b) In the Request Handling tab we have to change the Purpose to Signature and smartcard logon. If not already selected, we should select Prompt the user during enrollment. Finally, we should click Requests must use one of the following providers and select Microsoft Base Smart Card Crypto Provider.
d) Since we are going to use the resulting virtual smart(s) for S/MIME operations, we should also make sure that the fields in the Subject Name tab include e-mail name in subject name and E-mail name are also checked.

Virtual smart card settings for SMIME
Virtual smart card settings for SMIME

Now we are ready to delve into the wonderful world of virtual smart card deployment. In the next blog post, we are going to visit the client once again, prepare it for VSC issuance, issue the VSC and configure it for Outlook/Exchange S/MIME operations.

Strong key protection for Windows client’s private key encryption operations

During customer visits, I am often asked what is the most secure way to store and handle private key material. As we probably all know, two-factor authentication methods are the ones that are usually described when private key protection is of the utmost importance. So, in case of storing the private key of an Offline or Issuing Certification Authority, a Hardware Security Module (HSM) would be proposed, and for digitally signing emails or documents, a smart card would be ideal to store the key pair. Some companies, however, are reluctant to introduce hardware devices to their environment for two reasons: a) they believe they will add complexity to an already complex IT environment and that would degrade the end-user experience┬áand b) they are not prepared to bear the added cost. In case of smart cards, that would amount to a pretty cheap device (around $20-40 or more, depending on quantity and software used). In both situations, the companies’ IT (or Security) departments do have a point, but they usually still need to have an extra layer of security for their end users. So, is there any “poor man’s added security” for private key usage?

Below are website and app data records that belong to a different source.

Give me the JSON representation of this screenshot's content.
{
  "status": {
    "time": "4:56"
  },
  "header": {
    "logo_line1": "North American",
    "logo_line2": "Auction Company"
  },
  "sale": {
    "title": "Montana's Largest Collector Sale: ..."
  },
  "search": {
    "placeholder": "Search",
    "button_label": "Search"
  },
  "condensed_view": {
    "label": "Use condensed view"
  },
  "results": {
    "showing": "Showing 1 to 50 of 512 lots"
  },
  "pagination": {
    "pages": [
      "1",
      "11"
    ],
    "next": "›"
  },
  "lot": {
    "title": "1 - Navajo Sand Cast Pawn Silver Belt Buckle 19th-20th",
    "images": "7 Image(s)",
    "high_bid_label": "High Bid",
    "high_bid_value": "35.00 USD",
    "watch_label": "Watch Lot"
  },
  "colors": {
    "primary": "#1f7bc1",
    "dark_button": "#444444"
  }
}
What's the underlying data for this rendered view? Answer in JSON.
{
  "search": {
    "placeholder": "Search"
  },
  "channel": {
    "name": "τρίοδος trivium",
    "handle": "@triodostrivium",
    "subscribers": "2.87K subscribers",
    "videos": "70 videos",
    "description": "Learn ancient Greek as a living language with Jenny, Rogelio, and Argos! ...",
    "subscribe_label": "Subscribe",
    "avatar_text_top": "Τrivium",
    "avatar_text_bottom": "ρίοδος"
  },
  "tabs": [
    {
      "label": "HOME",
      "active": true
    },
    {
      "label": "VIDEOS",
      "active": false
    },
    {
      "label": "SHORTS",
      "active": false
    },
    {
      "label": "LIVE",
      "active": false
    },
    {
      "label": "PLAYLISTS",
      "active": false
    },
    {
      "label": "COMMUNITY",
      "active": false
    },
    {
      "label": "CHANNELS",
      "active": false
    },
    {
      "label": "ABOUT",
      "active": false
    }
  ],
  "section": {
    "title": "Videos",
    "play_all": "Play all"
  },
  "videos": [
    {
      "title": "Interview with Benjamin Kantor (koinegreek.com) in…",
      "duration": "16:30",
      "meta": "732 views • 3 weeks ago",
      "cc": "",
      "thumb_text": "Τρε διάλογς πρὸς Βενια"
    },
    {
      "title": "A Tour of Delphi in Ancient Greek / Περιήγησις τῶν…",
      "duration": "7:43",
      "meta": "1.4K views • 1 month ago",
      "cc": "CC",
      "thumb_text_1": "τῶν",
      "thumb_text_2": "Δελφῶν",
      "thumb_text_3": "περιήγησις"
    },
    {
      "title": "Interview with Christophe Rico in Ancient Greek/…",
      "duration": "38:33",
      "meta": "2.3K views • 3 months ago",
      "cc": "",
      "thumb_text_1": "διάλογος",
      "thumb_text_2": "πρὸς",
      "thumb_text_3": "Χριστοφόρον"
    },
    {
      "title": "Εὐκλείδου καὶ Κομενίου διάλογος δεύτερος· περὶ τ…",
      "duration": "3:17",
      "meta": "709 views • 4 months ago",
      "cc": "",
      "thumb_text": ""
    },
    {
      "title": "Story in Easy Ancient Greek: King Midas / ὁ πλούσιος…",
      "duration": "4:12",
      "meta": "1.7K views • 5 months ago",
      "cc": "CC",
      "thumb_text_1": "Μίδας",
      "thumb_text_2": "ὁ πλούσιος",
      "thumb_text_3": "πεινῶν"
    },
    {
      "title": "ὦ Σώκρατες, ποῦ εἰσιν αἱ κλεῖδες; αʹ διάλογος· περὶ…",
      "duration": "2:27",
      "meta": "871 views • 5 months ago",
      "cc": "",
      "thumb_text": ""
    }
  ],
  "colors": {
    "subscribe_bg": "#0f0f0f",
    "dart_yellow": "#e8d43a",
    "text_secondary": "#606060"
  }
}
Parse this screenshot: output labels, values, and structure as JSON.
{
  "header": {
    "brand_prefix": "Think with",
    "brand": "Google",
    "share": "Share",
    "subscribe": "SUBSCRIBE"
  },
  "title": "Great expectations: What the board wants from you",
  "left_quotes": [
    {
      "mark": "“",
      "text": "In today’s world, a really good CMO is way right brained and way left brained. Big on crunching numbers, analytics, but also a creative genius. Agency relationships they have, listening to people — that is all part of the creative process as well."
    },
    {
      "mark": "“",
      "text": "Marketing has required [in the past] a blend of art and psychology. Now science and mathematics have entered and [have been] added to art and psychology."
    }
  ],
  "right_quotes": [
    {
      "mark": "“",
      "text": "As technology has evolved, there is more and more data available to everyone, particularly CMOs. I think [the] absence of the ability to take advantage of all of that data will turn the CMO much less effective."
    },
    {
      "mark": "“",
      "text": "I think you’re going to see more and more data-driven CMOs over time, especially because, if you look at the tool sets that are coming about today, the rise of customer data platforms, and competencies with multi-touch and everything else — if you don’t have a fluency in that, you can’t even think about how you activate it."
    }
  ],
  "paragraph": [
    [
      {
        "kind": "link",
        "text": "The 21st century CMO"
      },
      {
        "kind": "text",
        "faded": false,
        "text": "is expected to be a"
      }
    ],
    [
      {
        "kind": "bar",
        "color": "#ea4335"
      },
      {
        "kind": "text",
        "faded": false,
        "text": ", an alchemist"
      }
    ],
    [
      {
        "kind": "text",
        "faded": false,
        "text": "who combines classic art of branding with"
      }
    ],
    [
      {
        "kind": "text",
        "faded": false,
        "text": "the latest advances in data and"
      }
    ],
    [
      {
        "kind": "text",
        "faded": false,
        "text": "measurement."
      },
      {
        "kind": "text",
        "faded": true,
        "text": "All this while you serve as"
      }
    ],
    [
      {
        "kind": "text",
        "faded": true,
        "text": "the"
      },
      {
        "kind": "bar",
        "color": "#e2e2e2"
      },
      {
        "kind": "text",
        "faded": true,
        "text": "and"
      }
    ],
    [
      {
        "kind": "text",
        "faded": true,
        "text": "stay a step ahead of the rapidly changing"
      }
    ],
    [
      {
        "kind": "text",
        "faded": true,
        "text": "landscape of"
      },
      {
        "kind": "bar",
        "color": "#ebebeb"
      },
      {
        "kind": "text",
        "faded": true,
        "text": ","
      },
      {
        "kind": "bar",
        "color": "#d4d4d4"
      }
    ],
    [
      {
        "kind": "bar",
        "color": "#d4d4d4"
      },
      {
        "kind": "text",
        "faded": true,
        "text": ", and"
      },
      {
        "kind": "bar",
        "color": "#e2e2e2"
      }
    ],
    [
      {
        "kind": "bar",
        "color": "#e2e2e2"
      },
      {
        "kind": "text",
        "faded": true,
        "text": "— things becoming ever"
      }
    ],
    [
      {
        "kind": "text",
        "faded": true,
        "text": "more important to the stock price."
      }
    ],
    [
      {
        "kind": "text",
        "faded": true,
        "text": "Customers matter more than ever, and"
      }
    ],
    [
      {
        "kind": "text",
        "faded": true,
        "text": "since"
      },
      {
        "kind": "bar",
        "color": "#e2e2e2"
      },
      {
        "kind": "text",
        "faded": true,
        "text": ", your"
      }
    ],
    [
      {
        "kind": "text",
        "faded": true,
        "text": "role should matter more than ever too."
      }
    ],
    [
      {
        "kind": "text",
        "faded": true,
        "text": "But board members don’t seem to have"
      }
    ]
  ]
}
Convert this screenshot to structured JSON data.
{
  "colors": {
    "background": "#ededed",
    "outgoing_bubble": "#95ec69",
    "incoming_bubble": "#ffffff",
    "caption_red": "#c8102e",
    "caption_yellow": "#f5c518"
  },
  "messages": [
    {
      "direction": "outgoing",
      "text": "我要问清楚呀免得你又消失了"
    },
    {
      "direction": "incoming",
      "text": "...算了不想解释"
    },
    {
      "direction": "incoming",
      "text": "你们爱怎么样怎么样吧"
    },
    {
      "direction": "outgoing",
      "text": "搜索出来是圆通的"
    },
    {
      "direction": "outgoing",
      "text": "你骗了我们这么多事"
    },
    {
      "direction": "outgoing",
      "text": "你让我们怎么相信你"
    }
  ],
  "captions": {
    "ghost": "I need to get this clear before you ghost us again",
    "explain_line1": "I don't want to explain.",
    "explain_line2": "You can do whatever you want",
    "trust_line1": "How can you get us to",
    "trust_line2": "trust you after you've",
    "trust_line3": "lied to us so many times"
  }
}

Strong key protection while enrolling a certificate

Strong key protection while enrolling a certificate

Strong key protection password

Strong key protection password window during enrollment

Well, in the client-side of the Windows PKI world, the folks that designed CryptoAPI added an extra security feature called strong key protection. In essence, what strong key protection does, is to force the user to enter a user-defined password which protects the private key whenever (almost, as we are going to see later on) this is going to be used for a cryptographic operation. When such an operation (for example, digitally signing an email) is performed, the user will have to provide this password and only then the underlying client (Outlook, in this case) will be able to have access to they key.

 

The prerequisites to enable and use this feature are to select the relevant option in the Request Handling tab of the certificate template, and then have the user enter a password during user certificate enrollment. There are two caveats here that are hard to spot: a) there is now way to force a user to select the High security option and b) once you enter the password in Outlook, for example for signing or decrypting, the system will not ask for it again except if you close and re-open the application. Moreover, the password entered by the user if the certificate is generated by a Windows XP client will not conform to the domain policy’s complexity requirements – Windows Vista and later clients, though, will conform to it.

Partly due to the previously mentioned problems, but mainly due to the fact that strong key protection is not an actual two-factor authentication, I do not recommend it as a viable security solution for handling private key material. However, there are organizations where security is not a top priority, and it’s good to have choices ­čÖé

Certificate template settings for strong key protection

Certificate template settings for strong key protection